PROBLEM DETAILS. Reproduce each line from the records that holds "entry".

Items from an interface collection:
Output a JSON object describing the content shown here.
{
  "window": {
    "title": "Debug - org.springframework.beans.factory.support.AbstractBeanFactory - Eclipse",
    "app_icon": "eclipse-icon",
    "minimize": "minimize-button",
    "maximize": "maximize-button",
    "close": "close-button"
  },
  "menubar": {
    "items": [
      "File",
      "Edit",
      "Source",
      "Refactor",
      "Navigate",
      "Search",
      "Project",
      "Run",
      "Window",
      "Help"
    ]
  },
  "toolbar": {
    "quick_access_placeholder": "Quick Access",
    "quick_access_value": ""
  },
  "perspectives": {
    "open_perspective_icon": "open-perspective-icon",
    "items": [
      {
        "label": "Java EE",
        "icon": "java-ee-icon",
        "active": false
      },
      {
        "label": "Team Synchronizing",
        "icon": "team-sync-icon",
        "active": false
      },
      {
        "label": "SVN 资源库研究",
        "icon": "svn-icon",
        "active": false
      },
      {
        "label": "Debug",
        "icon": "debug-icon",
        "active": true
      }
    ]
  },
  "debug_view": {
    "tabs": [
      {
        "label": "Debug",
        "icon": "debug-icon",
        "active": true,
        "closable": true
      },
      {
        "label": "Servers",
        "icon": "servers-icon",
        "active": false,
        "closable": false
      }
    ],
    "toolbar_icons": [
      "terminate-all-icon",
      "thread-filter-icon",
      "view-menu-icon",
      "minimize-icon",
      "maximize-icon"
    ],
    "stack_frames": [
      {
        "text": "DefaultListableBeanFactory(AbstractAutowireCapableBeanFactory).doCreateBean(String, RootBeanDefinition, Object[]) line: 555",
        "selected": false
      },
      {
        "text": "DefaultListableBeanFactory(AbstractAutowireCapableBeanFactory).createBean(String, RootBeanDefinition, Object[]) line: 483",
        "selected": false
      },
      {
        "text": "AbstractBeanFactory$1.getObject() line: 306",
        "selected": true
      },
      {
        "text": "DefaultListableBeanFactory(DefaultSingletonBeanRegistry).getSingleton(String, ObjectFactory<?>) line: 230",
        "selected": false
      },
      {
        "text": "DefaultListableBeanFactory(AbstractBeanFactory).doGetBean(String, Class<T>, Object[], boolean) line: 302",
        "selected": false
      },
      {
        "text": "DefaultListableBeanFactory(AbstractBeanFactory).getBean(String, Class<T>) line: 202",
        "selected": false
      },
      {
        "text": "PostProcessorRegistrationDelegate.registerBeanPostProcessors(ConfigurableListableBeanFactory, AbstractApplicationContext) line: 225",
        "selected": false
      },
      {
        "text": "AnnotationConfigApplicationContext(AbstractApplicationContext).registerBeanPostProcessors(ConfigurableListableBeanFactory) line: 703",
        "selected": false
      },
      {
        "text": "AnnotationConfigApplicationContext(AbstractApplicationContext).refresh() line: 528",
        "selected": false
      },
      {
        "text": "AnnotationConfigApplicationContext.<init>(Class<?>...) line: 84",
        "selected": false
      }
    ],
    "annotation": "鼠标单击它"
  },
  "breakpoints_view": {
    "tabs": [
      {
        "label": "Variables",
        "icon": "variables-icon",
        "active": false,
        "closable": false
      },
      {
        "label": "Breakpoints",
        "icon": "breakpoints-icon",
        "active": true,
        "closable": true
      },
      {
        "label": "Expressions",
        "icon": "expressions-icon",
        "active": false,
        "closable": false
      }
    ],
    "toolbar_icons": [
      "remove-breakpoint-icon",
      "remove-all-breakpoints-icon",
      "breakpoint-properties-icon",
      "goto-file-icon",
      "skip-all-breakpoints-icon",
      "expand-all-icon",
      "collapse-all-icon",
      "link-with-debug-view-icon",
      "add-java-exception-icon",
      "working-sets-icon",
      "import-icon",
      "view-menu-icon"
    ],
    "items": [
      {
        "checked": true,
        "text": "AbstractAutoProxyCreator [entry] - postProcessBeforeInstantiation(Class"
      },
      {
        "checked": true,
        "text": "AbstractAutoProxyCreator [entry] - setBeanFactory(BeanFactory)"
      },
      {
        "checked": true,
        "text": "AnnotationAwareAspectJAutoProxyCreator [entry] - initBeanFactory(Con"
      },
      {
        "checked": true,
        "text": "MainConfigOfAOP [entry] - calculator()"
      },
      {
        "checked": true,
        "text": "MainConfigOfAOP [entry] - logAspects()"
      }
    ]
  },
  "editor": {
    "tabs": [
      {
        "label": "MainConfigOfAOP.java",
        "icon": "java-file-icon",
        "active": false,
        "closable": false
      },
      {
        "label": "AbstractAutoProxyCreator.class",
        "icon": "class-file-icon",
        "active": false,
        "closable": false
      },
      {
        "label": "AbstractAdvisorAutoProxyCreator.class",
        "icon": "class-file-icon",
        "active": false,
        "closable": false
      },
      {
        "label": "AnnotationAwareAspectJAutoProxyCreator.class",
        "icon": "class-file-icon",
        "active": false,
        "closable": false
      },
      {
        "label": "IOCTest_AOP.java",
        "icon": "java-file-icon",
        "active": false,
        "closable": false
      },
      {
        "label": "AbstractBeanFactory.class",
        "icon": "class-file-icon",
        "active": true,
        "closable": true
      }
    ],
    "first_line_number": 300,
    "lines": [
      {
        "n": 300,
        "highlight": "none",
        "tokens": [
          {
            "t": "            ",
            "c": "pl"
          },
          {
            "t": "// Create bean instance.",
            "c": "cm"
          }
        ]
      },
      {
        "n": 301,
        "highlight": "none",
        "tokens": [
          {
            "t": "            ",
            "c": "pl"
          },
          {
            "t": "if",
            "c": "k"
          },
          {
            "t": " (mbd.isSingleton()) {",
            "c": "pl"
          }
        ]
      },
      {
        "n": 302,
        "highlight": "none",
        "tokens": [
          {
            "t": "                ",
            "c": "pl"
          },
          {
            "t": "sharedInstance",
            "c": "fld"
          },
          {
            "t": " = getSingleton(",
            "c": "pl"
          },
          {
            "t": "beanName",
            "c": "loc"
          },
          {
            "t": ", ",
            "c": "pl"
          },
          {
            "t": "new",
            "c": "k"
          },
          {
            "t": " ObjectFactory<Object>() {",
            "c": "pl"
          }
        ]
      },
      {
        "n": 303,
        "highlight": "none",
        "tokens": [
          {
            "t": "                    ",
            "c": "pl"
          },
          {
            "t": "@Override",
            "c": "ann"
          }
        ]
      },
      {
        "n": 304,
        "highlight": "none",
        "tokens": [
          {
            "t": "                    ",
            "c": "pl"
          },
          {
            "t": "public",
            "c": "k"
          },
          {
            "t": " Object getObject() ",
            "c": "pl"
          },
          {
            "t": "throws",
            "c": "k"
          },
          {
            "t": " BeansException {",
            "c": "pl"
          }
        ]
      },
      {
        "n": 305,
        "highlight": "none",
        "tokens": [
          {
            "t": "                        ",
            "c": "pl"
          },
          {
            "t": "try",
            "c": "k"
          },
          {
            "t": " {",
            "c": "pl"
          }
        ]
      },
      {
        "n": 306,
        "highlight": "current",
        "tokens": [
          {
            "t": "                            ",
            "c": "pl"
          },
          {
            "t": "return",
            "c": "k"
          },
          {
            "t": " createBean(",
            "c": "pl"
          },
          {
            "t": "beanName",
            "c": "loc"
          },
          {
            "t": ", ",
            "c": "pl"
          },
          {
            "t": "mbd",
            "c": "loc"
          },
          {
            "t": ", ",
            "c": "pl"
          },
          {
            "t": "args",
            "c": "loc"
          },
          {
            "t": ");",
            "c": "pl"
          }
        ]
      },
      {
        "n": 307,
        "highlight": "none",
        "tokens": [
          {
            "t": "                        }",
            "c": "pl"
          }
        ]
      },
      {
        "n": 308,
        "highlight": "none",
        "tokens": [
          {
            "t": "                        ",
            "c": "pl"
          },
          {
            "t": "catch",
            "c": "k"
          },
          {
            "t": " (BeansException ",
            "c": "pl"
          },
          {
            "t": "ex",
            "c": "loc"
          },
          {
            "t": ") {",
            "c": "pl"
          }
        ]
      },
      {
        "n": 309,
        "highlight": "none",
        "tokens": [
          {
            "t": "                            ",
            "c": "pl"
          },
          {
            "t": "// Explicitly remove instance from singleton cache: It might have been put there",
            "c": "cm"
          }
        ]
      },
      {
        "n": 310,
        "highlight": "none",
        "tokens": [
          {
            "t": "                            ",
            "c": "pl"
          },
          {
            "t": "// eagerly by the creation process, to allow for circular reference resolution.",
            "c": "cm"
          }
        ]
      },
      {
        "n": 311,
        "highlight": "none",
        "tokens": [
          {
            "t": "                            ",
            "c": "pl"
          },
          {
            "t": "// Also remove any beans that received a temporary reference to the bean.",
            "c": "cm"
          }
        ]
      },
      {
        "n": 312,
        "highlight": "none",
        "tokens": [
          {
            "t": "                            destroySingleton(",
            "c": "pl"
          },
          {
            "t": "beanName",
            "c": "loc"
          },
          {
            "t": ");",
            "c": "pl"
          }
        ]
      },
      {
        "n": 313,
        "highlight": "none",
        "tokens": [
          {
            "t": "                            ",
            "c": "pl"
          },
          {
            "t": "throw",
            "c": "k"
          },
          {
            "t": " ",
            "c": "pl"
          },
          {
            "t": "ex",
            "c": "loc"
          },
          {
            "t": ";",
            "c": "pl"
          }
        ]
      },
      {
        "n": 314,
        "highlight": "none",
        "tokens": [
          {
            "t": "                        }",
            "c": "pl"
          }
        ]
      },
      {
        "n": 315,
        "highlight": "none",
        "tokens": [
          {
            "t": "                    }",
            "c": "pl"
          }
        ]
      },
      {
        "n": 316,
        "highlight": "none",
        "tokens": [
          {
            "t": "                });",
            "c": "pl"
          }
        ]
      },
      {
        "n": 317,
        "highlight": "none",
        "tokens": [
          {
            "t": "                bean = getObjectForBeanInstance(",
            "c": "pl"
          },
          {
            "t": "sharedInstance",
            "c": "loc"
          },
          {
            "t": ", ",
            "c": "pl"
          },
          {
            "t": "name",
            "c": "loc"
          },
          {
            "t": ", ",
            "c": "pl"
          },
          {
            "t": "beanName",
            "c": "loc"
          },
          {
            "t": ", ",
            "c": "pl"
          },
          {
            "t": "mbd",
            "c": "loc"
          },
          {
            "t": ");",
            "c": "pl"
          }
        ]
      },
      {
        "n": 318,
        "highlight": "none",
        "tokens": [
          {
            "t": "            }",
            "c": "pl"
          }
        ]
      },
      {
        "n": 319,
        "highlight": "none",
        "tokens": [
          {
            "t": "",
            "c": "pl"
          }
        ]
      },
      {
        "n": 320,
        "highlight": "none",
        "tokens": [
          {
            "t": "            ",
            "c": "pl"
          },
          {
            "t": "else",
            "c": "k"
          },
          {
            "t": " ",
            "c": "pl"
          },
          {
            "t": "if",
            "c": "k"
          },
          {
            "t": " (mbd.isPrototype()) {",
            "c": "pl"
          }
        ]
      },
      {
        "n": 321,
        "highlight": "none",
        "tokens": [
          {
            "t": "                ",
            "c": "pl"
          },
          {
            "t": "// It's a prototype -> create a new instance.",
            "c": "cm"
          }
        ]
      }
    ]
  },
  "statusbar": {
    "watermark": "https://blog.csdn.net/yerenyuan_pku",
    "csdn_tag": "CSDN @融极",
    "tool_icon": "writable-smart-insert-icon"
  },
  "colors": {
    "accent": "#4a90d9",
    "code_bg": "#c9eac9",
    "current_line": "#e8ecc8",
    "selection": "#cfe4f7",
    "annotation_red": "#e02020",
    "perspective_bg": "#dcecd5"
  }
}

RESPONSE.
        "text": "AbstractAutoProxyCreator [entry] - postProcessBeforeInstantiation(Class"
        "text": "AbstractAutoProxyCreator [entry] - setBeanFactory(BeanFactory)"
        "text": "AnnotationAwareAspectJAutoProxyCreator [entry] - initBeanFactory(Con"
        "text": "MainConfigOfAOP [entry] - calculator()"
        "text": "MainConfigOfAOP [entry] - logAspects()"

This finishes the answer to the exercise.